* **Problem description**
Go through the material below, count the lines with the word "tipo", and reply with the count alone.

* **Material for this exercise**
* * *

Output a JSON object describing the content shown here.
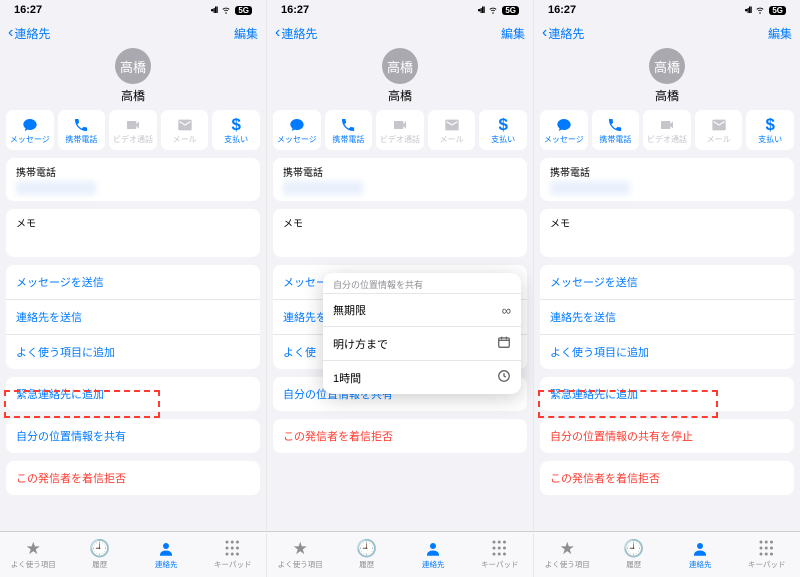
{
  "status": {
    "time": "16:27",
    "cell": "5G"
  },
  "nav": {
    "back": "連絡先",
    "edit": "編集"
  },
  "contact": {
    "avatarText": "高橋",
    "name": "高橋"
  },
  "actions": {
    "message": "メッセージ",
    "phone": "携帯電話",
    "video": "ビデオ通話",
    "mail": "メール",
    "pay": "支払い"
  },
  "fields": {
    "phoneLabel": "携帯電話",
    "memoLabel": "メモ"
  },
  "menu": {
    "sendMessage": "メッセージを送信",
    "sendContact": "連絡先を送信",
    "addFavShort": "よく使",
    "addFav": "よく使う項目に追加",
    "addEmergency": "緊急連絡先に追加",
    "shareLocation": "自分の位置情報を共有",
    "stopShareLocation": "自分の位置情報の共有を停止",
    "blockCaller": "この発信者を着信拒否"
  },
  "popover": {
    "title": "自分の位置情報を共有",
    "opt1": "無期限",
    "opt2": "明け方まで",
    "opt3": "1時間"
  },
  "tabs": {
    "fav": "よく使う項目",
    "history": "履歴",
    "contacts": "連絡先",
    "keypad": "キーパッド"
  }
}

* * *

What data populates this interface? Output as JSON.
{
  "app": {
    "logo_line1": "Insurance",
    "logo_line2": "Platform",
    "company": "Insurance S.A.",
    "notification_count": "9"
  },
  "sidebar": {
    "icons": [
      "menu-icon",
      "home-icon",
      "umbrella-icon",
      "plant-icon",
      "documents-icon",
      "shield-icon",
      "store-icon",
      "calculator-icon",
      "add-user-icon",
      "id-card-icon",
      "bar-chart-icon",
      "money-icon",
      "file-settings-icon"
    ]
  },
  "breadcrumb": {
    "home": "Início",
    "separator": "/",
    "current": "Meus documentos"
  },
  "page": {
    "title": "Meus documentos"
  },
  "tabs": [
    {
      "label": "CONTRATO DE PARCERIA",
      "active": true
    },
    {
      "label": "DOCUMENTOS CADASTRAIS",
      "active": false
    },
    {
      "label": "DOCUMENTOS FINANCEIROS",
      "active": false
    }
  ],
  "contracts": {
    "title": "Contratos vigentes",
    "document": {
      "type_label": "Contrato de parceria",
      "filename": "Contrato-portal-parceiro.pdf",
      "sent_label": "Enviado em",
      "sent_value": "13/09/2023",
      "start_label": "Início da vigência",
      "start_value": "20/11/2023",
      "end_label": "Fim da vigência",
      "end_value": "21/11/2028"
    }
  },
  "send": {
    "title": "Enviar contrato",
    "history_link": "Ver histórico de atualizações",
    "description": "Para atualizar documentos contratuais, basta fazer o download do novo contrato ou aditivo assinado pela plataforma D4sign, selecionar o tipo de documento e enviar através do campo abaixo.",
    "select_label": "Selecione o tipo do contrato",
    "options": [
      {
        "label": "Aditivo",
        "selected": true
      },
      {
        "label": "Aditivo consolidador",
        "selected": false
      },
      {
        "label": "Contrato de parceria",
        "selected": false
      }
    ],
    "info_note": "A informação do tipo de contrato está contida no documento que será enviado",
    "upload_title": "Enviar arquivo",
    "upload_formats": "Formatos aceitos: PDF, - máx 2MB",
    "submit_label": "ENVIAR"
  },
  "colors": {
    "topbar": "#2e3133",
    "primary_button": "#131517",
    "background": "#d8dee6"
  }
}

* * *

* **Solved exercise**
3